Requirement>
Take each line from the entries that holds "label" and copy it out.

(Collected data entries)
____

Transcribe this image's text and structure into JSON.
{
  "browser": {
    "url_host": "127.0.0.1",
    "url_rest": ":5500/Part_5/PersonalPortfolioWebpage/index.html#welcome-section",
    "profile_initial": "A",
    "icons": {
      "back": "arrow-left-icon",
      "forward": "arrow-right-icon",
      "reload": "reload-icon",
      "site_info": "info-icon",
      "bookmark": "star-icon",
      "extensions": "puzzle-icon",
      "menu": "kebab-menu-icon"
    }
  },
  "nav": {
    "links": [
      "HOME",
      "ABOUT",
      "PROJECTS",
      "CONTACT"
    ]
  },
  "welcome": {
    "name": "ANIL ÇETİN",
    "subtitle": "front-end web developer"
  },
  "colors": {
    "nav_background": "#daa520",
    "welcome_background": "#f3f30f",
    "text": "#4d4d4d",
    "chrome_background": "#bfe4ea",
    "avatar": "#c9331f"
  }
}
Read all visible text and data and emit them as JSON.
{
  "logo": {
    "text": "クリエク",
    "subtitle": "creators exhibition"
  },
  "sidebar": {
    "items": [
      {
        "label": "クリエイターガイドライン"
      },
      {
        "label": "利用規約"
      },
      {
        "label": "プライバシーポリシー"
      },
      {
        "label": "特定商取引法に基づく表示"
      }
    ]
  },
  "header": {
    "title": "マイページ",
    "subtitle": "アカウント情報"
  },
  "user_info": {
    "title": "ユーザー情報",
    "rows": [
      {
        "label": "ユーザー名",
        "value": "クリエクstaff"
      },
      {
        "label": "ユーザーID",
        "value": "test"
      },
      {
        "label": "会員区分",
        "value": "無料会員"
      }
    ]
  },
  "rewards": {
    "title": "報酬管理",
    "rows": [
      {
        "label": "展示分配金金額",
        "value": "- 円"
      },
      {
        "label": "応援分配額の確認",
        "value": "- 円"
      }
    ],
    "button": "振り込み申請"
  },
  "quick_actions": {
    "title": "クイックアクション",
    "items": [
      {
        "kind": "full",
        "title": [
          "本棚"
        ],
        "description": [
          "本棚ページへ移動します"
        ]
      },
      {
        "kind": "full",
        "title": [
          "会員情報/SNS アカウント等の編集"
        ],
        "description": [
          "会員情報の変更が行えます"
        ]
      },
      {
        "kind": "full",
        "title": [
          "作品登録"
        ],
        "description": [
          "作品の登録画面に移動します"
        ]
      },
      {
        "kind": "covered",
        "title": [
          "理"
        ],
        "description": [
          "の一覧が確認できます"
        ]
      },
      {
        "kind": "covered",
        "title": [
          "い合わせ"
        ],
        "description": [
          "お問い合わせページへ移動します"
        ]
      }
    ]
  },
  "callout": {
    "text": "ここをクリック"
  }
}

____

Response box>
        "label": "クリエイターガイドライン"
        "label": "利用規約"
        "label": "プライバシーポリシー"
        "label": "特定商取引法に基づく表示"
        "label": "ユーザー名",
        "label": "ユーザーID",
        "label": "会員区分",
        "label": "展示分配金金額",
        "label": "応援分配額の確認",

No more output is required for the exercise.